This month, Middle River Aircraft Systems celebrates 20 years with GE, and the facility’s future never looked brighter.
It was in November 1997 when Lockheed Martin sold its historic Middle River airplane parts factory to GE, ending almost 70 years of Martin aviation in Baltimore, Maryland.
Back in 1929, Glenn L. Martin moved his rapidly growing company from Cleveland, Ohio to Baltimore, Maryland to improve its access to waterways, railroads, roads and its military customers in Washington DC. Martin designed more than 85 different aircraft during his career, and his company built 11,000 units and employed more than 53,000 people during the peak of World War II.
Through mergers, Martin’s business evolved to Martin Marietta (1961) and Lockheed Martin (1995). Once the acquisition was complete in 1998, Middle River Aircraft Systems (MRAS) was established as a wholly owned subsidiary under GE and a new chapter in the facility’s history began.
Today, MRAS employs more than 660 people.

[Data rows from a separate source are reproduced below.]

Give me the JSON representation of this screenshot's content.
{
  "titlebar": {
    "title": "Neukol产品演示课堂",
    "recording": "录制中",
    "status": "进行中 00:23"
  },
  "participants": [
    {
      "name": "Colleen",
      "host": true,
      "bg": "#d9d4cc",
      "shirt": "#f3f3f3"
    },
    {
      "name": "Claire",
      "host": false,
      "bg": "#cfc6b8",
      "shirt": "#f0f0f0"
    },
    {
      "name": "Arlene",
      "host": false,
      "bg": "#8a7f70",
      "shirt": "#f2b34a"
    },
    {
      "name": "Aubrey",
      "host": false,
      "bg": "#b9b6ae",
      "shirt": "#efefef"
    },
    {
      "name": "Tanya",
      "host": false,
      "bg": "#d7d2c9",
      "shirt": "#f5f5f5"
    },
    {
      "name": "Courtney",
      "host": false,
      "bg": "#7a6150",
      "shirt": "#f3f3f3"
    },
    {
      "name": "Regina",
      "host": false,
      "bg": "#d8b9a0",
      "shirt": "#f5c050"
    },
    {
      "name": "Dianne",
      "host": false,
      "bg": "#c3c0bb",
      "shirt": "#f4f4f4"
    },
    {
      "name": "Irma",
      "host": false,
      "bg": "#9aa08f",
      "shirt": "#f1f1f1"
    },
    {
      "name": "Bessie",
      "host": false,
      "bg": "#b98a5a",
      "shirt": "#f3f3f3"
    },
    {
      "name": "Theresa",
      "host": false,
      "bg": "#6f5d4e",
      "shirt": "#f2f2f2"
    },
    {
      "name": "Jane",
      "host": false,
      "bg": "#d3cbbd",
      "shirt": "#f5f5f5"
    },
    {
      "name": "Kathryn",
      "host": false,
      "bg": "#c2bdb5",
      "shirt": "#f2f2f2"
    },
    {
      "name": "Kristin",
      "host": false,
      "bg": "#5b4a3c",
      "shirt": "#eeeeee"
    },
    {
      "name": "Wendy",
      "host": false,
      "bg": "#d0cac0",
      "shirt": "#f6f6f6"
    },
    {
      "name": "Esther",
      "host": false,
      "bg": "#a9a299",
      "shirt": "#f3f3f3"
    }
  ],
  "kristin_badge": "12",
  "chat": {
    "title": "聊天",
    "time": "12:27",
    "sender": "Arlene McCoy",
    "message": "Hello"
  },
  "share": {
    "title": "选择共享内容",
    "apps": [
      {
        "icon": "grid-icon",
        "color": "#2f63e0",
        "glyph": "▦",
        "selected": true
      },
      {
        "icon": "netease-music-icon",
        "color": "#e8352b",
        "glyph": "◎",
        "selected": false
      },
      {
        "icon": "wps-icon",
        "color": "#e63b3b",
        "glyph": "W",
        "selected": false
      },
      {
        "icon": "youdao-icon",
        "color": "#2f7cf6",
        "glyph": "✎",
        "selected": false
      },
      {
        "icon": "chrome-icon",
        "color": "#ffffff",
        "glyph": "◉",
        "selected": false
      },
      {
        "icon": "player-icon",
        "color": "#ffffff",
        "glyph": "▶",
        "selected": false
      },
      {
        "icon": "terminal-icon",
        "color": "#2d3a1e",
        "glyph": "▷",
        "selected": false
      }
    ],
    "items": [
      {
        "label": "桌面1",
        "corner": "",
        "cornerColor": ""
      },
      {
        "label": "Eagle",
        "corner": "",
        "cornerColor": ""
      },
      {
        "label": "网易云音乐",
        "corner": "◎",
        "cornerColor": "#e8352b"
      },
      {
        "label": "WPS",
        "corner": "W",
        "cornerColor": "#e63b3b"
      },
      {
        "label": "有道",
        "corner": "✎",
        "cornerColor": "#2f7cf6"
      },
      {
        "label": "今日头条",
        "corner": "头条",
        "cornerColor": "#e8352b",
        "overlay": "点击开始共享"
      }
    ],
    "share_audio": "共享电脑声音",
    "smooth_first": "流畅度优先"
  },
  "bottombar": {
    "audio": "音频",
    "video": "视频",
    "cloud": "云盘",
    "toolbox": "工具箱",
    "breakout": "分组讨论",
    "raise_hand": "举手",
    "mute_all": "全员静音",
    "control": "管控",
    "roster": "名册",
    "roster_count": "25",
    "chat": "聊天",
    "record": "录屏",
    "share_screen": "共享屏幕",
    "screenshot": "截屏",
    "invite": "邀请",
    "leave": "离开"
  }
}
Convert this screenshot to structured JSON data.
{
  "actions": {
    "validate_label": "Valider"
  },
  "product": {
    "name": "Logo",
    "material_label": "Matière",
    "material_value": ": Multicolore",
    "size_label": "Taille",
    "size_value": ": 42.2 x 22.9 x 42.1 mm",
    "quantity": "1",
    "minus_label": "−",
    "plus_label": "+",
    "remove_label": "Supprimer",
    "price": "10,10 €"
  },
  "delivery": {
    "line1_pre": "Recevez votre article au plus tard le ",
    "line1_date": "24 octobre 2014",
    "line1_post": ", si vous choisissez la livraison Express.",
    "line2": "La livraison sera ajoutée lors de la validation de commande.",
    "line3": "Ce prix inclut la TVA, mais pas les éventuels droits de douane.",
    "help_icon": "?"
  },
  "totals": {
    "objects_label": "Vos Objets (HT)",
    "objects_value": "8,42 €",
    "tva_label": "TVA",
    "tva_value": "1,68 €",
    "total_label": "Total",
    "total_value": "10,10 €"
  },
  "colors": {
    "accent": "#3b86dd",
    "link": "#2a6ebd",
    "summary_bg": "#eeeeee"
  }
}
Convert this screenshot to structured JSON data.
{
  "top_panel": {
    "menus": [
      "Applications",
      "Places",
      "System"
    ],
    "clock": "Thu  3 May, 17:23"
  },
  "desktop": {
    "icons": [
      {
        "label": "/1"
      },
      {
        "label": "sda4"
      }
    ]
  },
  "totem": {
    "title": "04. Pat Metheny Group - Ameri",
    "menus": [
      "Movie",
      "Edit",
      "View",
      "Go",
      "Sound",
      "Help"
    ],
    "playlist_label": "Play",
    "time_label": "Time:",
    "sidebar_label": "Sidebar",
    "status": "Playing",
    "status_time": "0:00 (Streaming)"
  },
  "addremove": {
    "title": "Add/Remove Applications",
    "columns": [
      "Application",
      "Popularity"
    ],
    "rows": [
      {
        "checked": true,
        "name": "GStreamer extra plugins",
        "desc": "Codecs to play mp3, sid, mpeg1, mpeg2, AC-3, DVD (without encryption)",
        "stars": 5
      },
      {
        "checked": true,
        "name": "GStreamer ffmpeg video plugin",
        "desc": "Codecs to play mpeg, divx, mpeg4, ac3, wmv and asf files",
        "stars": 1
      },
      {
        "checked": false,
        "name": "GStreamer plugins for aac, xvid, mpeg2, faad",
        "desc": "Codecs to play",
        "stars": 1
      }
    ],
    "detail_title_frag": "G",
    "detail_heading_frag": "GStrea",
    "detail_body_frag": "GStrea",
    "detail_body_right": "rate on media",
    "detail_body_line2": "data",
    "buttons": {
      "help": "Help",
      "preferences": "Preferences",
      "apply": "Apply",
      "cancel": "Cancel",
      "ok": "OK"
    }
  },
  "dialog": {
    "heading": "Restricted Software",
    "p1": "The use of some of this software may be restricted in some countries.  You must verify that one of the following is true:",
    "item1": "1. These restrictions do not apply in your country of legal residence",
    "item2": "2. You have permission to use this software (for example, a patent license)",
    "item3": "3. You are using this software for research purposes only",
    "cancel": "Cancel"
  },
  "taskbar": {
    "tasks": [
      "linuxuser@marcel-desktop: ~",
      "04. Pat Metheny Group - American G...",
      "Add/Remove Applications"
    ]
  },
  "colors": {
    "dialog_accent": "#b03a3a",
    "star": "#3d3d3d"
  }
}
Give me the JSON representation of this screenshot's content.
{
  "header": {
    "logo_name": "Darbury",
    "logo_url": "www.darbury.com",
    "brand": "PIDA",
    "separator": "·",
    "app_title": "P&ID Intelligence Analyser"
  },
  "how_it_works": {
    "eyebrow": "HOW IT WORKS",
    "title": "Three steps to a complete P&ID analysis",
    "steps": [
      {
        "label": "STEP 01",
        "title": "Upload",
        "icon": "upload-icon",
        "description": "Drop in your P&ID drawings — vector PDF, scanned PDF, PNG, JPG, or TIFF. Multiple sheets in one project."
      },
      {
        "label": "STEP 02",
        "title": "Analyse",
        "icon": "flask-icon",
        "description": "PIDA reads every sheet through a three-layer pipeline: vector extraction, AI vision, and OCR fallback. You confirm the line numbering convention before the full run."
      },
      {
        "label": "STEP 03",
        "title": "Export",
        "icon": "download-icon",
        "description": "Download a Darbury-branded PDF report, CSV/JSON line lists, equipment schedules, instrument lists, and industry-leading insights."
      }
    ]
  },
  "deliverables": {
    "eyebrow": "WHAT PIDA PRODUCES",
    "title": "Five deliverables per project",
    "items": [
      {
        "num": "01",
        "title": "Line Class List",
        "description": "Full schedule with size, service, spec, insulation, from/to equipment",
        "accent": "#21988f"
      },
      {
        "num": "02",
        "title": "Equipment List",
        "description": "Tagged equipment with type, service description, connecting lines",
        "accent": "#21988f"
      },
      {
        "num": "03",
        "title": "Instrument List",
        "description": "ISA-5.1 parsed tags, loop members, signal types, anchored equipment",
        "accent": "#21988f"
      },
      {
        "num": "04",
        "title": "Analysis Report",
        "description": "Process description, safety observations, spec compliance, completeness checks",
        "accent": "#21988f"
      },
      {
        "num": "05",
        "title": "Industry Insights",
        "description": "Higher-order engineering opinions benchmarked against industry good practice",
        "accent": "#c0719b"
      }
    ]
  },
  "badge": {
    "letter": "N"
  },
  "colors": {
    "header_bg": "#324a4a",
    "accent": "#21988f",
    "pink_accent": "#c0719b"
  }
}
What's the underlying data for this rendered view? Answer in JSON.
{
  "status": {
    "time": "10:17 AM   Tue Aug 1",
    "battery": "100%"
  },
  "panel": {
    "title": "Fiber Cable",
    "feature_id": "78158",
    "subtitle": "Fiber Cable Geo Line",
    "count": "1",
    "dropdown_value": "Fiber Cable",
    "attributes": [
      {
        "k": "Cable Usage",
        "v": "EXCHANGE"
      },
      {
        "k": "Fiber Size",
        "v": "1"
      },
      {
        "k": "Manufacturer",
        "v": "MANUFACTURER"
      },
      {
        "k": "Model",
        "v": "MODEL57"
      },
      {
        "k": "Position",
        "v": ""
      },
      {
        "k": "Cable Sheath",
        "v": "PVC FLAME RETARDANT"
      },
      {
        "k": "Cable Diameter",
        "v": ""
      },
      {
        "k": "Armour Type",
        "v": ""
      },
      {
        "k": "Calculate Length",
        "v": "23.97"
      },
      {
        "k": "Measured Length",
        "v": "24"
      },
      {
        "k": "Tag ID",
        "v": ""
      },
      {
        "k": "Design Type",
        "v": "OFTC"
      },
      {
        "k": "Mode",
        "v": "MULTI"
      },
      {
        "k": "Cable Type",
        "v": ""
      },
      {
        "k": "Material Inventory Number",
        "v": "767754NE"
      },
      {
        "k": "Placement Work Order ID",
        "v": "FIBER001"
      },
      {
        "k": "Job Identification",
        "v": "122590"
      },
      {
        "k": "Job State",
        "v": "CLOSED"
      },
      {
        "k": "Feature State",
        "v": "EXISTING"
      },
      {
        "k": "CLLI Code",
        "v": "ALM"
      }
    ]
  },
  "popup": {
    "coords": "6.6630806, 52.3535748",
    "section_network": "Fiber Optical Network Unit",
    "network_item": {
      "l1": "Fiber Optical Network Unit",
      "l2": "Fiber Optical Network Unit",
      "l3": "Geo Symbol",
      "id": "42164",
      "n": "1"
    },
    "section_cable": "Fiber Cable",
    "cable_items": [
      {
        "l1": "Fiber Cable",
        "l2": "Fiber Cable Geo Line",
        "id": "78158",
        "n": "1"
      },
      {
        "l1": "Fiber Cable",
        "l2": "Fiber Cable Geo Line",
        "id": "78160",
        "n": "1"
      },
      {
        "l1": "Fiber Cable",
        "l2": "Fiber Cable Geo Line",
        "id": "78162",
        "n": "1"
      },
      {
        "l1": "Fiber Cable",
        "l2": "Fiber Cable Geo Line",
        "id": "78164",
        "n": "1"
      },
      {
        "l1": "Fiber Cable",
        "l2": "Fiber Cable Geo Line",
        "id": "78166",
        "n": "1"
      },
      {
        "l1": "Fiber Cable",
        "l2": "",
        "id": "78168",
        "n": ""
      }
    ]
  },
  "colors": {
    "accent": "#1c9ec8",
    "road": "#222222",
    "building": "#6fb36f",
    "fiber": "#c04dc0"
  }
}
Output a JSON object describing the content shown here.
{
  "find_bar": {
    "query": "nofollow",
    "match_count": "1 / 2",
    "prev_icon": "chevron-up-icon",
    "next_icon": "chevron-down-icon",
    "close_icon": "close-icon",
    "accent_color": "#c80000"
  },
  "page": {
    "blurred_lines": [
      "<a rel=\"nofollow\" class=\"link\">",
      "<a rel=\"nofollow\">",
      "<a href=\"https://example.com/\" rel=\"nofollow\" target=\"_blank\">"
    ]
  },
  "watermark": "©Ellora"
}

The facility specializes in composite technology, engine nacelles, thrust reversers and aerostructures for commercial and military applications. More than 10,000 thrust reversers have been built by the business since 1970, when it began producing this type of system.
In the last decade, MRAS has experienced several significant achievements. In 2009, part of MRAS and Safran Nacelles came together to form a joint venture, Nexcelle with a mission to design, manufacture, and support advanced nacelle systems for single-aisle jetliners and business aircraft.
Nexcelle supplies the nacelle system for the LEAP-1C engine powering the COMAC C919 aircraft and the Passport engine powering the Global 7000 and Global 8000 aircraft. In 2011, Aircelle (now Safran Nacelles) selected MRAS to supply the thrust reverser system and EBU for the LEAP-1A engines for the Airbus A320neo aircraft.
MRAS continues to innovate with its portfolio of products in production and under development, and the team looks forward to what the future brings.